Exercise objective: Your job is to return every line in the data holding the string "What".

━━━

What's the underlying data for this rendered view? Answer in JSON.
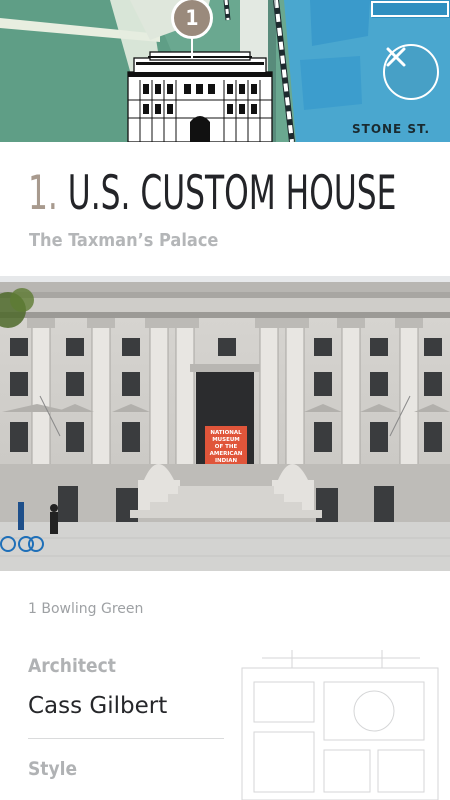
{
  "header": {
    "pin_number": "1",
    "street_label": "STONE ST.",
    "close_icon": "close-icon",
    "colors": {
      "park": "#6aa890",
      "water": "#4aa7cf",
      "pin": "#9a8a7c"
    }
  },
  "site": {
    "number": "1.",
    "name": "U.S. CUSTOM HOUSE",
    "nickname": "The Taxman’s Palace",
    "photo_sign": [
      "NATIONAL",
      "MUSEUM",
      "OF THE",
      "AMERICAN",
      "INDIAN"
    ],
    "address": "1 Bowling Green"
  },
  "details": [
    {
      "label": "Architect",
      "value": "Cass Gilbert"
    },
    {
      "label": "Style",
      "value": ""
    }
  ]
}
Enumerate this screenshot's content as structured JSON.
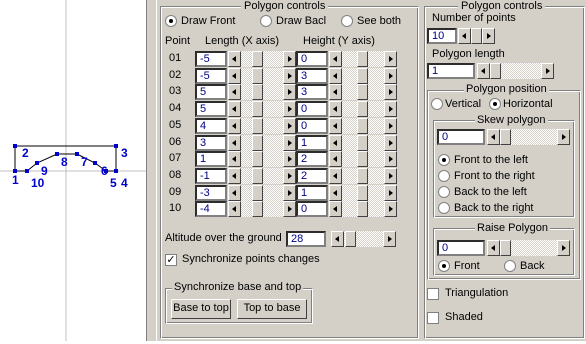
{
  "canvas": {
    "point_labels": [
      "1",
      "2",
      "3",
      "4",
      "5",
      "6",
      "7",
      "8",
      "9",
      "10"
    ]
  },
  "left_panel": {
    "title": "Polygon controls",
    "view_options": [
      {
        "label": "Draw Front",
        "selected": true
      },
      {
        "label": "Draw Bacl",
        "selected": false
      },
      {
        "label": "See both",
        "selected": false
      }
    ],
    "table_headers": {
      "point": "Point",
      "length": "Length (X axis)",
      "height": "Height (Y axis)"
    },
    "rows": [
      {
        "point": "01",
        "length": "-5",
        "height": "0"
      },
      {
        "point": "02",
        "length": "-5",
        "height": "3"
      },
      {
        "point": "03",
        "length": "5",
        "height": "3"
      },
      {
        "point": "04",
        "length": "5",
        "height": "0"
      },
      {
        "point": "05",
        "length": "4",
        "height": "0"
      },
      {
        "point": "06",
        "length": "3",
        "height": "1"
      },
      {
        "point": "07",
        "length": "1",
        "height": "2"
      },
      {
        "point": "08",
        "length": "-1",
        "height": "2"
      },
      {
        "point": "09",
        "length": "-3",
        "height": "1"
      },
      {
        "point": "10",
        "length": "-4",
        "height": "0"
      }
    ],
    "altitude_label": "Altitude over the ground",
    "altitude_value": "28",
    "sync_points_label": "Synchronize points changes",
    "sync_points_checked": true,
    "sync_group_title": "Synchronize base and top",
    "base_to_top_label": "Base to top",
    "top_to_base_label": "Top to base"
  },
  "right_panel": {
    "title": "Polygon controls",
    "num_points_label": "Number of points",
    "num_points_value": "10",
    "polygon_length_label": "Polygon  length",
    "polygon_length_value": "1",
    "position_title": "Polygon position",
    "position_options": [
      {
        "label": "Vertical",
        "selected": false
      },
      {
        "label": "Horizontal",
        "selected": true
      }
    ],
    "skew_title": "Skew polygon",
    "skew_value": "0",
    "skew_options": [
      {
        "label": "Front  to the left",
        "selected": true
      },
      {
        "label": "Front to the right",
        "selected": false
      },
      {
        "label": "Back to the left",
        "selected": false
      },
      {
        "label": "Back to the right",
        "selected": false
      }
    ],
    "raise_title": "Raise Polygon",
    "raise_value": "0",
    "raise_options": [
      {
        "label": "Front",
        "selected": true
      },
      {
        "label": "Back",
        "selected": false
      }
    ],
    "triangulation_label": "Triangulation",
    "triangulation_checked": false,
    "shaded_label": "Shaded",
    "shaded_checked": false
  }
}
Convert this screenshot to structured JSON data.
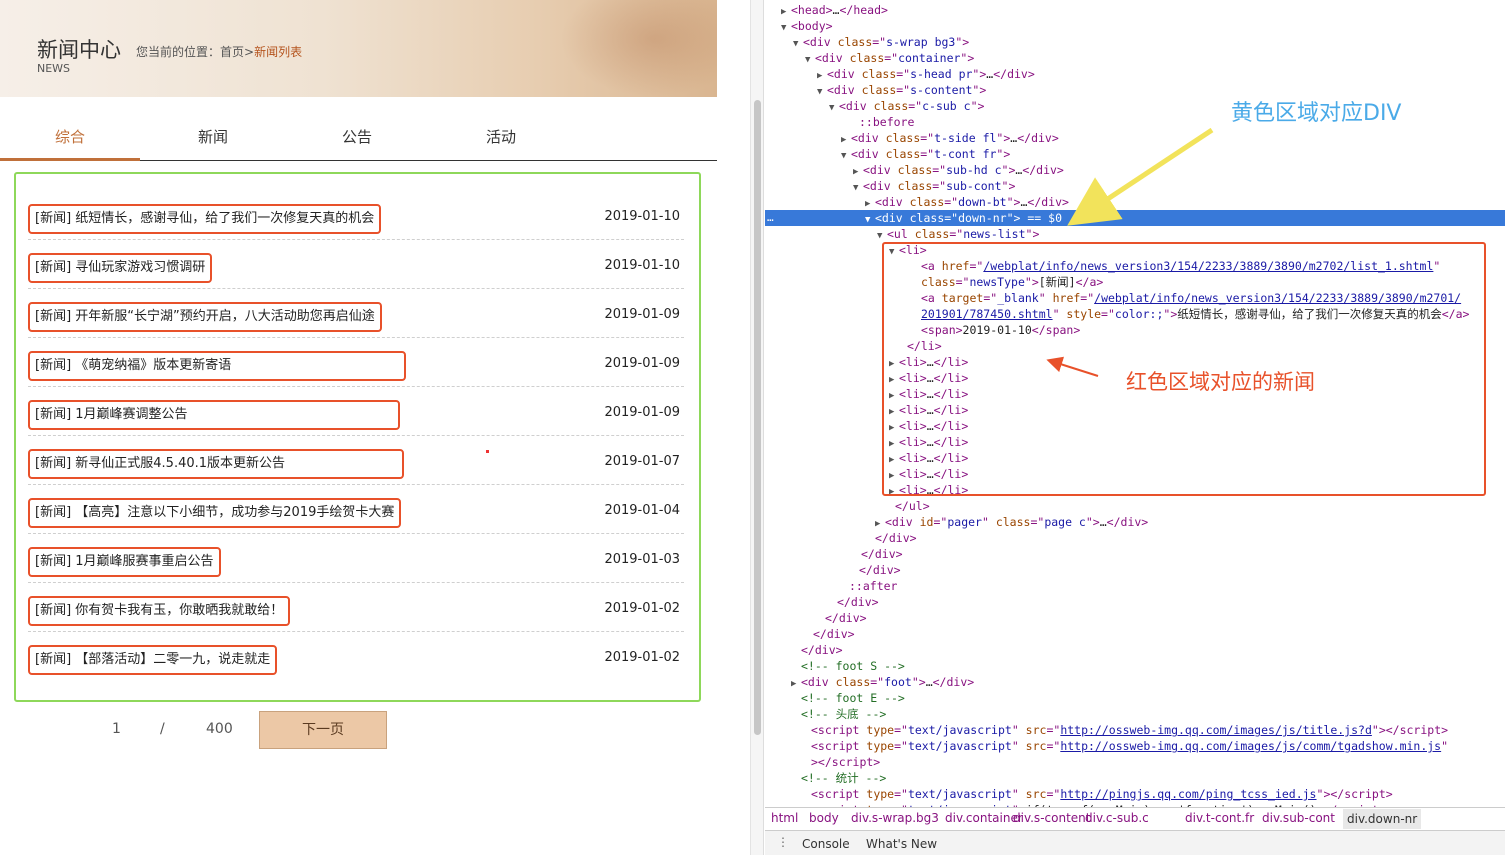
{
  "header": {
    "title": "新闻中心",
    "subtitle": "NEWS",
    "breadcrumb_prefix": "您当前的位置：首页>",
    "breadcrumb_current": "新闻列表"
  },
  "tabs": [
    {
      "label": "综合",
      "active": true
    },
    {
      "label": "新闻",
      "active": false
    },
    {
      "label": "公告",
      "active": false
    },
    {
      "label": "活动",
      "active": false
    }
  ],
  "news": [
    {
      "title": "[新闻] 纸短情长，感谢寻仙，给了我们一次修复天真的机会",
      "date": "2019-01-10"
    },
    {
      "title": "[新闻] 寻仙玩家游戏习惯调研",
      "date": "2019-01-10"
    },
    {
      "title": "[新闻] 开年新服“长宁湖”预约开启，八大活动助您再启仙途",
      "date": "2019-01-09"
    },
    {
      "title": "[新闻] 《萌宠纳福》版本更新寄语",
      "date": "2019-01-09"
    },
    {
      "title": "[新闻] 1月巅峰赛调整公告",
      "date": "2019-01-09"
    },
    {
      "title": "[新闻] 新寻仙正式服4.5.40.1版本更新公告",
      "date": "2019-01-07"
    },
    {
      "title": "[新闻] 【高亮】注意以下小细节，成功参与2019手绘贺卡大赛",
      "date": "2019-01-04"
    },
    {
      "title": "[新闻] 1月巅峰服赛事重启公告",
      "date": "2019-01-03"
    },
    {
      "title": "[新闻] 你有贺卡我有玉，你敢晒我就敢给！",
      "date": "2019-01-02"
    },
    {
      "title": "[新闻] 【部落活动】二零一九，说走就走",
      "date": "2019-01-02"
    }
  ],
  "pager": {
    "current": "1",
    "separator": "/",
    "total": "400",
    "next_label": "下一页"
  },
  "annotations": {
    "yellow": "黄色区域对应DIV",
    "red": "红色区域对应的新闻",
    "yellow_color": "#f2e35b",
    "red_color": "#e8512a",
    "green_color": "#8ed85a"
  },
  "dom_lines": [
    {
      "html": "<span class='arrow'>▶</span><span class='t'>&lt;head&gt;</span><span class='tx'>…</span><span class='t'>&lt;/head&gt;</span>"
    },
    {
      "html": "<span class='arrow'>▼</span><span class='t'>&lt;body&gt;</span>"
    },
    {
      "html": "<span class='arrow'>▼</span><span class='t'>&lt;div </span><span class='an'>class</span>=\"<span class='av'>s-wrap bg3</span>\"<span class='t'>&gt;</span>"
    },
    {
      "html": "<span class='arrow'>▼</span><span class='t'>&lt;div </span><span class='an'>class</span>=\"<span class='av'>container</span>\"<span class='t'>&gt;</span>"
    },
    {
      "html": "<span class='arrow'>▶</span><span class='t'>&lt;div </span><span class='an'>class</span>=\"<span class='av'>s-head pr</span>\"<span class='t'>&gt;</span><span class='tx'>…</span><span class='t'>&lt;/div&gt;</span>"
    },
    {
      "html": "<span class='arrow'>▼</span><span class='t'>&lt;div </span><span class='an'>class</span>=\"<span class='av'>s-content</span>\"<span class='t'>&gt;</span>"
    },
    {
      "html": "<span class='arrow'>▼</span><span class='t'>&lt;div </span><span class='an'>class</span>=\"<span class='av'>c-sub c</span>\"<span class='t'>&gt;</span>"
    },
    {
      "html": "<span class='arrow'></span><span class='ps'>::before</span>"
    },
    {
      "html": "<span class='arrow'>▶</span><span class='t'>&lt;div </span><span class='an'>class</span>=\"<span class='av'>t-side fl</span>\"<span class='t'>&gt;</span><span class='tx'>…</span><span class='t'>&lt;/div&gt;</span>"
    },
    {
      "html": "<span class='arrow'>▼</span><span class='t'>&lt;div </span><span class='an'>class</span>=\"<span class='av'>t-cont fr</span>\"<span class='t'>&gt;</span>"
    },
    {
      "html": "<span class='arrow'>▶</span><span class='t'>&lt;div </span><span class='an'>class</span>=\"<span class='av'>sub-hd c</span>\"<span class='t'>&gt;</span><span class='tx'>…</span><span class='t'>&lt;/div&gt;</span>"
    },
    {
      "html": "<span class='arrow'>▼</span><span class='t'>&lt;div </span><span class='an'>class</span>=\"<span class='av'>sub-cont</span>\"<span class='t'>&gt;</span>"
    },
    {
      "html": "<span class='arrow'>▶</span><span class='t'>&lt;div </span><span class='an'>class</span>=\"<span class='av'>down-bt</span>\"<span class='t'>&gt;</span><span class='tx'>…</span><span class='t'>&lt;/div&gt;</span>"
    },
    {
      "html": "<span class='arrow'>▼</span><span class='t'>&lt;div </span><span class='an'>class</span>=\"<span class='av'>down-nr</span>\"<span class='t'>&gt;</span> == $0"
    },
    {
      "html": "<span class='arrow'>▼</span><span class='t'>&lt;ul </span><span class='an'>class</span>=\"<span class='av'>news-list</span>\"<span class='t'>&gt;</span>"
    },
    {
      "html": "<span class='arrow'>▼</span><span class='t'>&lt;li&gt;</span>"
    },
    {
      "html": "<span class='arrow'></span><span class='t'>&lt;a </span><span class='an'>href</span>=\"<span class='lk'>/webplat/info/news_version3/154/2233/3889/3890/m2702/list_1.shtml</span>\""
    },
    {
      "html": "<span class='arrow'></span><span class='an'>class</span>=\"<span class='av'>newsType</span>\"<span class='t'>&gt;</span><span class='tx'>[新闻]</span><span class='t'>&lt;/a&gt;</span>"
    },
    {
      "html": "<span class='arrow'></span><span class='t'>&lt;a </span><span class='an'>target</span>=\"<span class='av'>_blank</span>\" <span class='an'>href</span>=\"<span class='lk'>/webplat/info/news_version3/154/2233/3889/3890/m2701/</span>"
    },
    {
      "html": "<span class='arrow'></span><span class='lk'>201901/787450.shtml</span>\" <span class='an'>style</span>=\"<span class='av'>color:;</span>\"<span class='t'>&gt;</span><span class='tx'>纸短情长，感谢寻仙，给了我们一次修复天真的机会</span><span class='t'>&lt;/a&gt;</span>"
    },
    {
      "html": "<span class='arrow'></span><span class='t'>&lt;span&gt;</span><span class='tx'>2019-01-10</span><span class='t'>&lt;/span&gt;</span>"
    },
    {
      "html": "<span class='arrow'></span><span class='t'>&lt;/li&gt;</span>"
    },
    {
      "html": "<span class='arrow'>▶</span><span class='t'>&lt;li&gt;</span><span class='tx'>…</span><span class='t'>&lt;/li&gt;</span>"
    },
    {
      "html": "<span class='arrow'>▶</span><span class='t'>&lt;li&gt;</span><span class='tx'>…</span><span class='t'>&lt;/li&gt;</span>"
    },
    {
      "html": "<span class='arrow'>▶</span><span class='t'>&lt;li&gt;</span><span class='tx'>…</span><span class='t'>&lt;/li&gt;</span>"
    },
    {
      "html": "<span class='arrow'>▶</span><span class='t'>&lt;li&gt;</span><span class='tx'>…</span><span class='t'>&lt;/li&gt;</span>"
    },
    {
      "html": "<span class='arrow'>▶</span><span class='t'>&lt;li&gt;</span><span class='tx'>…</span><span class='t'>&lt;/li&gt;</span>"
    },
    {
      "html": "<span class='arrow'>▶</span><span class='t'>&lt;li&gt;</span><span class='tx'>…</span><span class='t'>&lt;/li&gt;</span>"
    },
    {
      "html": "<span class='arrow'>▶</span><span class='t'>&lt;li&gt;</span><span class='tx'>…</span><span class='t'>&lt;/li&gt;</span>"
    },
    {
      "html": "<span class='arrow'>▶</span><span class='t'>&lt;li&gt;</span><span class='tx'>…</span><span class='t'>&lt;/li&gt;</span>"
    },
    {
      "html": "<span class='arrow'>▶</span><span class='t'>&lt;li&gt;</span><span class='tx'>…</span><span class='t'>&lt;/li&gt;</span>"
    },
    {
      "html": "<span class='arrow'></span><span class='t'>&lt;/ul&gt;</span>"
    },
    {
      "html": "<span class='arrow'>▶</span><span class='t'>&lt;div </span><span class='an'>id</span>=\"<span class='av'>pager</span>\" <span class='an'>class</span>=\"<span class='av'>page c</span>\"<span class='t'>&gt;</span><span class='tx'>…</span><span class='t'>&lt;/div&gt;</span>"
    },
    {
      "html": "<span class='arrow'></span><span class='t'>&lt;/div&gt;</span>"
    },
    {
      "html": "<span class='arrow'></span><span class='t'>&lt;/div&gt;</span>"
    },
    {
      "html": "<span class='arrow'></span><span class='t'>&lt;/div&gt;</span>"
    },
    {
      "html": "<span class='arrow'></span><span class='ps'>::after</span>"
    },
    {
      "html": "<span class='arrow'></span><span class='t'>&lt;/div&gt;</span>"
    },
    {
      "html": "<span class='arrow'></span><span class='t'>&lt;/div&gt;</span>"
    },
    {
      "html": "<span class='arrow'></span><span class='t'>&lt;/div&gt;</span>"
    },
    {
      "html": "<span class='arrow'></span><span class='t'>&lt;/div&gt;</span>"
    },
    {
      "html": "<span class='arrow'></span><span class='cm'>&lt;!-- foot S  --&gt;</span>"
    },
    {
      "html": "<span class='arrow'>▶</span><span class='t'>&lt;div </span><span class='an'>class</span>=\"<span class='av'>foot</span>\"<span class='t'>&gt;</span><span class='tx'>…</span><span class='t'>&lt;/div&gt;</span>"
    },
    {
      "html": "<span class='arrow'></span><span class='cm'>&lt;!-- foot E  --&gt;</span>"
    },
    {
      "html": "<span class='arrow'></span><span class='cm'>&lt;!-- 头底 --&gt;</span>"
    },
    {
      "html": "<span class='arrow'></span><span class='t'>&lt;script </span><span class='an'>type</span>=\"<span class='av'>text/javascript</span>\" <span class='an'>src</span>=\"<span class='lk'>http://ossweb-img.qq.com/images/js/title.js?d</span>\"<span class='t'>&gt;&lt;/script&gt;</span>"
    },
    {
      "html": "<span class='arrow'></span><span class='t'>&lt;script </span><span class='an'>type</span>=\"<span class='av'>text/javascript</span>\" <span class='an'>src</span>=\"<span class='lk'>http://ossweb-img.qq.com/images/js/comm/tgadshow.min.js</span>\""
    },
    {
      "html": "<span class='arrow'></span><span class='t'>&gt;&lt;/script&gt;</span>"
    },
    {
      "html": "<span class='arrow'></span><span class='cm'>&lt;!-- 统计 --&gt;</span>"
    },
    {
      "html": "<span class='arrow'></span><span class='t'>&lt;script </span><span class='an'>type</span>=\"<span class='av'>text/javascript</span>\" <span class='an'>src</span>=\"<span class='lk'>http://pingjs.qq.com/ping_tcss_ied.js</span>\"<span class='t'>&gt;&lt;/script&gt;</span>"
    },
    {
      "html": "<span class='arrow'></span><span class='t'>&lt;script </span><span class='an'>type</span>=\"<span class='av'>text/javascript</span>\"<span class='t'>&gt;</span><span class='tx'>if(typeof(pgvMain) == 'function')pgvMain();</span><span class='t'>&lt;/script&gt;</span>"
    }
  ],
  "breadcrumbs": [
    "html",
    "body",
    "div.s-wrap.bg3",
    "div.container",
    "div.s-content",
    "div.c-sub.c",
    "div.t-cont.fr",
    "div.sub-cont",
    "div.down-nr"
  ],
  "drawer": {
    "menu_icon": "more-vert-icon",
    "menu_glyph": "⋮",
    "tab1": "Console",
    "tab2": "What's New"
  }
}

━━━

Result of the task:
What's the underlying data for this rendered view? Answer in JSON.
    "tab2": "What's New"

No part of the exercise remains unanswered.